We've noticed a steady stream of news articles geared toward the "food paparazzi" trend and its impact on restaurants, their chefs, and their patrons. This article in the LA Times moved us to write this post. Not only was the article focused on food bloggers, it also featured a chef that we're familiar with (I worked with Chef Ludo Lefebvre's wife at a law firm in LA before moving to DC).
If you're reading this, you probably know that we photograph our meals. To me, a food post without a photo is like an ice cream sundae without the toppings. Photos enhance the reading experience for you (we hope) and the writing experience for us. The photos are incredibly useful tools when we can't remember what sauce was served on our entree or what we ate last weekend. I don't think too many people would debate the fact that photos make blogs more fun.
The debate ensues when the cameras come out at restaurants to take those pretty little photos. We've blogged about over 100 restaurants and have taken photos at almost every one. B is in charge of the photography partly because he's much better at it than I am, but also because I'm shy. B is great at capturing a photo of the dining room or perching the camera on a water-glass-turned-tripod to avoid blurry photos.

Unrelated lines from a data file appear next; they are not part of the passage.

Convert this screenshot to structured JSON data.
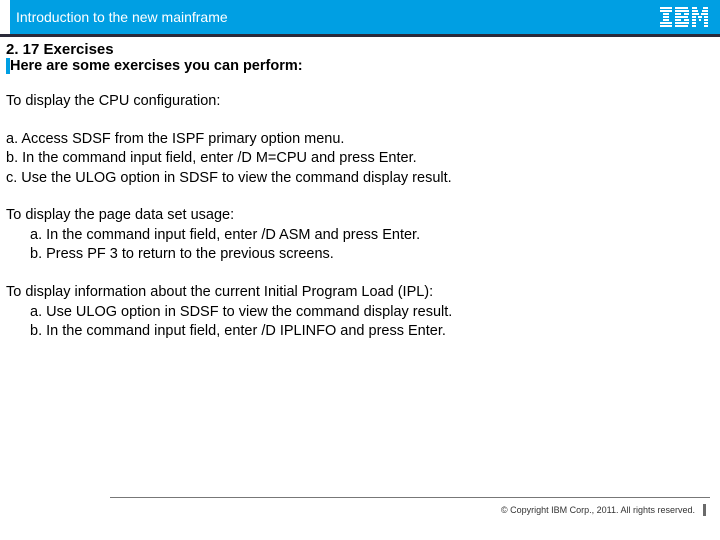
{
  "header": {
    "title": "Introduction to the new mainframe",
    "logo_name": "IBM"
  },
  "section": {
    "heading": "2. 17 Exercises",
    "intro": "Here are some exercises you can perform:"
  },
  "exercises": [
    {
      "title": "To display the CPU configuration:",
      "steps": [
        "a. Access SDSF from the ISPF primary option menu.",
        "b. In the command input field, enter /D M=CPU and press Enter.",
        "c. Use the ULOG option in SDSF to view the command display result."
      ],
      "indent": false
    },
    {
      "title": "To display the page data set usage:",
      "steps": [
        "a. In the command input field, enter /D ASM and press Enter.",
        "b. Press PF 3 to return to the previous screens."
      ],
      "indent": true
    },
    {
      "title": "To display information about the current Initial Program Load (IPL):",
      "steps": [
        "a. Use ULOG option in SDSF to view the command display result.",
        "b. In the command input field, enter /D IPLINFO and press Enter."
      ],
      "indent": true
    }
  ],
  "footer": {
    "copyright": "© Copyright IBM Corp., 2011. All rights reserved."
  }
}
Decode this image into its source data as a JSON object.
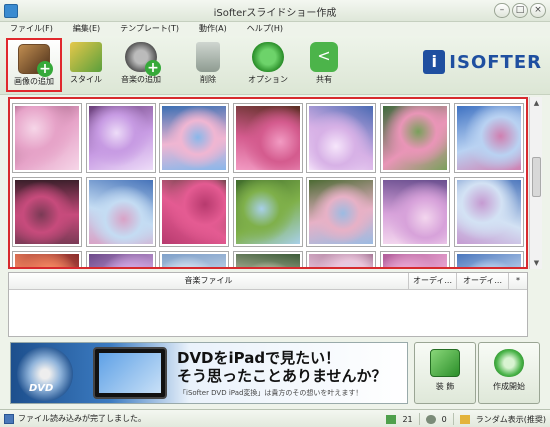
{
  "window": {
    "title": "iSofterスライドショー作成",
    "controls": [
      "–",
      "□",
      "×"
    ]
  },
  "menu": [
    "ファイル(F)",
    "編集(E)",
    "テンプレート(T)",
    "動作(A)",
    "ヘルプ(H)"
  ],
  "toolbar": [
    {
      "id": "add-image",
      "label": "画像の追加",
      "icon": "image-add-icon",
      "active": true
    },
    {
      "id": "style",
      "label": "スタイル",
      "icon": "style-stars-icon",
      "active": false
    },
    {
      "id": "add-music",
      "label": "音楽の追加",
      "icon": "music-add-icon",
      "active": false
    },
    {
      "id": "delete",
      "label": "削除",
      "icon": "trash-icon",
      "active": false
    },
    {
      "id": "option",
      "label": "オプション",
      "icon": "gear-icon",
      "active": false
    },
    {
      "id": "share",
      "label": "共有",
      "icon": "share-icon",
      "active": false
    }
  ],
  "brand": {
    "badge": "i",
    "text": "ISOFTER",
    "color": "#1f4fa0"
  },
  "gallery": {
    "rows": 3,
    "visible_thumbnails": 21,
    "subject": "cherry blossom photos",
    "scroll_up": "▲",
    "scroll_down": "▼"
  },
  "music_table": {
    "columns": [
      "音楽ファイル",
      "オーディ...",
      "オーディ...",
      "*"
    ]
  },
  "banner": {
    "disc_label": "DVD",
    "line1": "DVDをiPadで見たい！",
    "line2": "そう思ったことありませんか？",
    "subtitle": "「iSofter DVD iPad変換」は貴方のその想いを叶えます！"
  },
  "actions": [
    {
      "id": "decorate",
      "label": "装 飾",
      "icon": "decorate-icon"
    },
    {
      "id": "create",
      "label": "作成開始",
      "icon": "create-start-icon"
    }
  ],
  "status": {
    "message": "ファイル読み込みが完了しました。",
    "image_count": "21",
    "music_count": "0",
    "mode": "ランダム表示(推奨)"
  },
  "colors": {
    "accent": "#d72a2e",
    "toolbar_bg": "#dce6d5",
    "brand": "#1f4fa0"
  }
}
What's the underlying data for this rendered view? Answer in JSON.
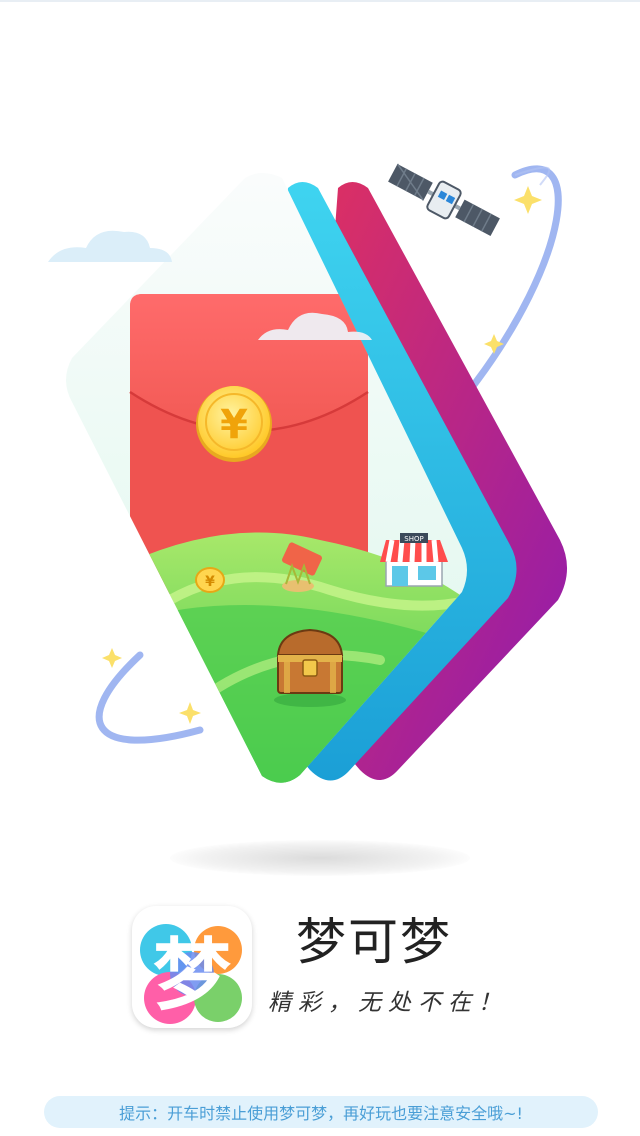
{
  "app": {
    "name": "梦可梦",
    "slogan": "精彩，无处不在！",
    "icon_char": "梦"
  },
  "illustration": {
    "red_envelope_symbol": "¥",
    "shop_sign": "SHOP",
    "icons": [
      "satellite-icon",
      "cloud-icon",
      "sparkle-icon",
      "coin-icon",
      "shop-icon",
      "treasure-chest-icon",
      "ticket-icon"
    ]
  },
  "tip": {
    "text": "提示：开车时禁止使用梦可梦，再好玩也要注意安全哦~!"
  },
  "colors": {
    "envelope_red": "#ef5350",
    "coin_gold": "#ffd54f",
    "hill_green": "#7ed957",
    "card_cyan": "#29c3e8",
    "card_magenta": "#c2185b",
    "orbit_blue": "#8fa9ef",
    "tip_bg": "#e1f2fc",
    "tip_text": "#4a9ed6"
  }
}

We are well aware that some chefs despise photography in their restaurants. At Komi, Chef Johnny Monis has forbidden photos of the food, and the waiters and waitresses enforce this rule nightly. Komi is the only place we've been asked not to take photos (see post here). In fact, Komi is the only restaurant where anyone has ever said anything about the camera. B has developed such a discreet style of restaurant photography that people at our own table ask "When are you going to take a picture?" and B always replies "I already did."
You see, we understand that the people sitting at the table next to us don't want to be distracted by a flash (groan) or a giant camera (to each their own). We also understand that the chef has worked his or her butt off to ensure that the food we're eating is served at the proper temperature and shouldn't sit on the table while the next Annie Leibovitz finds the perfect angle. We get it. That's why we go to great lengths to be discreet and quick when taking photos. We could bring our DSLR to restaurants and we'd get better photos. We could bring a tripod or request tables by windows. We don't because, at the end of the day, going to a restaurant should be about the food and the company, and not the blog. This blog is the product of our life in DC. We don't live our lives for the blog, our lives are lived out and reported on through this blog. We just happen to have a (tiny) camera along to document the ride.
We would love to hear from you. What do you think about cameras in restaurants???
Second Thoughts from B
J and I, like most Washingtonians, enjoy observing tourists wander through our fair city. There's always the matching t-shirts with the American eagle superimposed over a flag and the rampant spread of misinformation, usually masked behind an oversized foldout map. But the thing that really gets me is the overuse of the video camera. Maybe I'm missing out on some great family vacation memories, but I don't think I've ever had a desire to watch a home movie that contains a 30 second panorama of a Metro escalator or a random signpost. I sometimes wonder if this dedicated camera operator will have to sit at home in front of the TV just to realize what city they just returned from...
The point is that when documenting an event gets in the way of experiencing it, you may need to reevaluate your priorities. As J said, the purpose of our blog isn't to kick start a new career, pad our egos, get special treatment, or garner free swag. It isn't a professional review site. It is essentially an online diary and if people get something out of it, all that much better. Some people live to blog and some people blog to live. We do neither. We live and we blog, and we try not to let one get in the way of the other. So it isn't that we don't love you, dear reader, it is just that we believe in giving you a taste of what we do without the manufactured facade of studio lighting.
Despite the praise from my adoring wife, I'm hardly a great photographer. However, I am a bit of a perfectionist and would like to think I have some artistic ability. Therefore, it can be difficult to settle for a blurry, dimly lit photo. On the other hand, I refuse to set up a studio in the middle of a restaurant just to make sure that I capture a garnish in a flattering manner.
On the other hand, we don't exactly side with those chefs who have declared that the emergence of the blogging culture has completely "dumbed down" the dining experience. Short of those people who make a big production out of it, the ends definitely justify the means. Because of the internet, the general population seems far more savvy about food and increasingly willing to experience fine dining because of it.
So like almost anything in life, balance is key. Keep the conversation going by embracing new media but don't let the phone/email/camera keep you from living your life. Let us not lose sight of the fact that some things are best experienced in real time.